ERIC Number: ED359375
Record Type: RIE
Publication Date: 1993
Youth Apprenticeship. Trends and Issues Alerts.
Youth apprenticeship programs differ from the registered apprenticeship that is regulated by federal and state governments. Defined as a "learning program for young people, age 16 and older, that integrates on-the-job training with school-based instruction, that bridges high school and postsecondary schooling, and that results in both academic credentials and certification of mastery of work skills," youth apprenticeship has gained attention as a policy strategy for improving the school-to-work transition of many youth. Many of the key components of the youth apprenticeship program concept are based on the design elements of European youth training systems. Despite its promise as a strategy for accomplishing many of the goals of the educational reform movement, youth apprenticeship has also remained controversial.
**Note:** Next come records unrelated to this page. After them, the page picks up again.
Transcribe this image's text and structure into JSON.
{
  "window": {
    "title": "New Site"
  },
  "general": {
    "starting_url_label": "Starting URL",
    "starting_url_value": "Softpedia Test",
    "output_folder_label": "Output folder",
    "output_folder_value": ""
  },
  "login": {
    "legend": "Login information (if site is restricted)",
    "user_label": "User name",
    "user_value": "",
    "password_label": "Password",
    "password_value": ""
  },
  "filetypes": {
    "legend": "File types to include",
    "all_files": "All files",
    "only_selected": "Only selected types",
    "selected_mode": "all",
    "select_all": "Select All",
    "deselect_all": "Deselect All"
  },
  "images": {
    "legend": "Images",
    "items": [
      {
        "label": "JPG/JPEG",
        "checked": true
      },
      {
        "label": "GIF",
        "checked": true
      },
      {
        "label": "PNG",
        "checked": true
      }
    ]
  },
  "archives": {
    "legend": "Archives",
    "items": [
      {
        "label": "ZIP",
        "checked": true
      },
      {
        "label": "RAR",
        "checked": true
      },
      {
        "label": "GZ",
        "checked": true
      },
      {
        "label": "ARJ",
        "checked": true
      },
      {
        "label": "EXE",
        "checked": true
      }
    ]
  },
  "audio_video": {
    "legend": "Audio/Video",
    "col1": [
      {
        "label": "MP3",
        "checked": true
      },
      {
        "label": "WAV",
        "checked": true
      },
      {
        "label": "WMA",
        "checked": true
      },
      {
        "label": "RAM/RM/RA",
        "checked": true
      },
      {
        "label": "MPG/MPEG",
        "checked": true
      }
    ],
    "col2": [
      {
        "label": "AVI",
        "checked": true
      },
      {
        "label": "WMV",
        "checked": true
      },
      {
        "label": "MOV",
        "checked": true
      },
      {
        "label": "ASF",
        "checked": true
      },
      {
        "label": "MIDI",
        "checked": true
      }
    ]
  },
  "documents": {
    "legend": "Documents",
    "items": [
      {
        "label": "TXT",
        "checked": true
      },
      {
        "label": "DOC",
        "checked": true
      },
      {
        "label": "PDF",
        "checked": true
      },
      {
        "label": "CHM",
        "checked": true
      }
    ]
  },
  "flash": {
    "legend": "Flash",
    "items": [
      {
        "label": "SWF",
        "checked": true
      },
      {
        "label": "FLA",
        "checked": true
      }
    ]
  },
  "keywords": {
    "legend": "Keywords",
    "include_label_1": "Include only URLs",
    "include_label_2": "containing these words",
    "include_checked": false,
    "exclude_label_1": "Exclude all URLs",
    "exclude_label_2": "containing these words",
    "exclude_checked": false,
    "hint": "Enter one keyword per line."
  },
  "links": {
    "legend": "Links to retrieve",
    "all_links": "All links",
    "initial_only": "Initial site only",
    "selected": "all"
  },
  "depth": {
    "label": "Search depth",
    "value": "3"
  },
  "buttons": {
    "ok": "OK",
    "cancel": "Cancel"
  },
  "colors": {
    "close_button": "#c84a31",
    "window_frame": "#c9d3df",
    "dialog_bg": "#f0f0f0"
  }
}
The following have been cited as potential problems of youth apprenticeship programs: conflicts with labor unions; the need for schools to make significant changes in instructional methods, scheduling, and basic assumptions; the need for increased financial support from business; and the danger of tracking students at an early age. (An annotated bibliography of 15 print resources on youth apprenticeship programs is provided along with the names and addresses of four resource organizations concerned with youth apprenticeship programs.) (MN)
Descriptors: Annotated Bibliographies, Apprenticeships, Education Work Relationship, Educational Policy, Guidelines, High Schools, Job Training, Models, Organizations (Groups), Position Papers, Program Descriptions, Program Development, Program Implementation, Public Policy, Resource Materials, Youth Employment, Youth Programs
Publication Type: ERIC Publications
Education Level: N/A
Sponsor: Office of Educational Research and Improvement (ED), Washington, DC.
Authoring Institution: ERIC Clearinghouse on Adult, Career, and Vocational Education, Columbus, OH.